Fighting corruption is a priority in France. This has been evidenced in particular by the provisions of the “Sapin II” Act[1] and, more recently, by the report of the Council of Europe’s Group of States against Corruption (GRECO) on the assessment of measures implemented in France to fight corruption.

As far as arbitration is concerned, this fight entails in particular that an arbitral award must be denied recognition and enforcement if it gives effect to an agreement obtained through corruption. In a decision of September 13, 2017[2], the French Supreme Court (Cour de cassation) specified the procedure for the review by the French courts of arbitral awards when such allegations are raised.

In a nutshell, when ruling on an application for exequatur of an award that allegedly gives effect to an agreement obtained through corruption, the court should review all of the evidence that may allow it to determine whether such award causes an evident, effective and tangible breach of the French concept of international public policy.

In the case at hand, the dispute stemmed from an agreement made in 2007, negotiated by an employee in charge of his company’s fertilizers department for the purchase and delivery from another company of very large quantities of fertilizers. The purchaser agreed in particular to pay for the costs of any demurrage, i.e., penalties due if the charterer exceeded the agreed chartering period for uploading and downloading operations. Difficulties subsequently arose in connection with the performance of said agreement and the dispute was referred to an arbitral tribunal.
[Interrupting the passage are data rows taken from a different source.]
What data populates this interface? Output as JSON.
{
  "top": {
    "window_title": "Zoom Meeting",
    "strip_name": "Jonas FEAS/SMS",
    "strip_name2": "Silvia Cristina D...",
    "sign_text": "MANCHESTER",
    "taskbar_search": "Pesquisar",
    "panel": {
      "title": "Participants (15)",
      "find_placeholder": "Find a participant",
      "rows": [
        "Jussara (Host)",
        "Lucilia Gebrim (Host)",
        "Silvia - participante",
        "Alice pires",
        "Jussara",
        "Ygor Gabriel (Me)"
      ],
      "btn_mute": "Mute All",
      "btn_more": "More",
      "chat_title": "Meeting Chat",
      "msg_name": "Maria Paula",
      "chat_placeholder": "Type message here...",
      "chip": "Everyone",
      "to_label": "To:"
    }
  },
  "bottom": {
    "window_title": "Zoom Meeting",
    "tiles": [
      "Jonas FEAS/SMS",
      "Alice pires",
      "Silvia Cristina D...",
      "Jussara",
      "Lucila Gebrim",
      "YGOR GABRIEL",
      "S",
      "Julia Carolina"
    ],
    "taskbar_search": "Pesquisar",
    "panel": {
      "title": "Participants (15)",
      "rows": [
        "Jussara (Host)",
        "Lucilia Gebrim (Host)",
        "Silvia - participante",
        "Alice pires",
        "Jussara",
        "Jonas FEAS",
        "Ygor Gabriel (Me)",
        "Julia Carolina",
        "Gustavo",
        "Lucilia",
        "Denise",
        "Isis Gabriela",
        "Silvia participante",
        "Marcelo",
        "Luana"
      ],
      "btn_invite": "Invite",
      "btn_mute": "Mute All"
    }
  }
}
Further to the allegation that the employee who had negotiated the agreement was guilty of corruption, and while criminal proceedings were initiated against him before French courts, the arbitral tribunal stayed its ruling and required the payment of a security in favor of the purchaser. The tribunal also stated that, absent such payment, it would not review the purchaser’s counterclaim for fraud. The company, however, was wound up during the proceedings, the security was not paid, and the claim for corruption was not reviewed.

Two awards were issued in London in favor of the seller on May 6, 2015 on the merits, and on January 4, 2016 on court fees, respectively, and were later granted exequatur in France. Yet, on May 12, 2016, the Paris Criminal Court (Tribunal correctionnel) found the seller guilty of corruption vis-à-vis the suspected employee.

Article 1520 5° of the French Code of Civil Procedure provides a list of cases where action for annulment is available, and also governs appeals lodged against exequatur orders[3]. Both of the appeals logically lodged against the two exequatur orders were based on the grounds that “recognition and performance of the award [would be] against international public policy”[4]. The Paris Court of Appeals, in decisions issued on September 27,[5] and November 15, 2016,[6] respectively, overturned both exequatur orders.

The French Supreme Court upheld the Court of Appeals’ decisions. In fact, although the appellant claimed that the alleged corruption was unrelated to the purchaser’s obligation to pay demurrage, the Court reiterated the rule that had already been set out on several occasions in recent decisions to deny exequatur: “recognition of the award would enable the company […] to derive a profit from the corrupt agreement”.

The French Supreme Court used the new criterion set by the Paris Court of Appeals to determine the breach of international public policy. In two recent decisions[7], the Court of Appeals indeed annulled arbitral awards further to allegations of corruption, based on the existence of serious, specific and consistent evidence showing a high risk of breach of international public policy.

In the case referred to the French Supreme Court, the acts of corruption no longer needed to be proved as they had already been ascertained by a French Criminal Court; yet the direct impact of such corruption on the agreement that was the subject of the arbitral award remained to be demonstrated. To this end, the Court held that the sale at issue had been made under unfair terms to the detriment of the company whose employee was corrupt and found that it was sufficient evidence. The Court held, accordingly, that granting the awards recognition would breach the French concept of international public policy, in that it would give effect to an agreement of corruption.

The Court thus seems to have implicitly upheld the recent case law trend[8] which, based on the sole characterization of serious, specific and consistent evidence, can hold that an award causes an evident, effective and tangible breach of the French concept of international public policy. National courts now carefully review awards to meet the worldwide purpose of fighting corruption in international trade.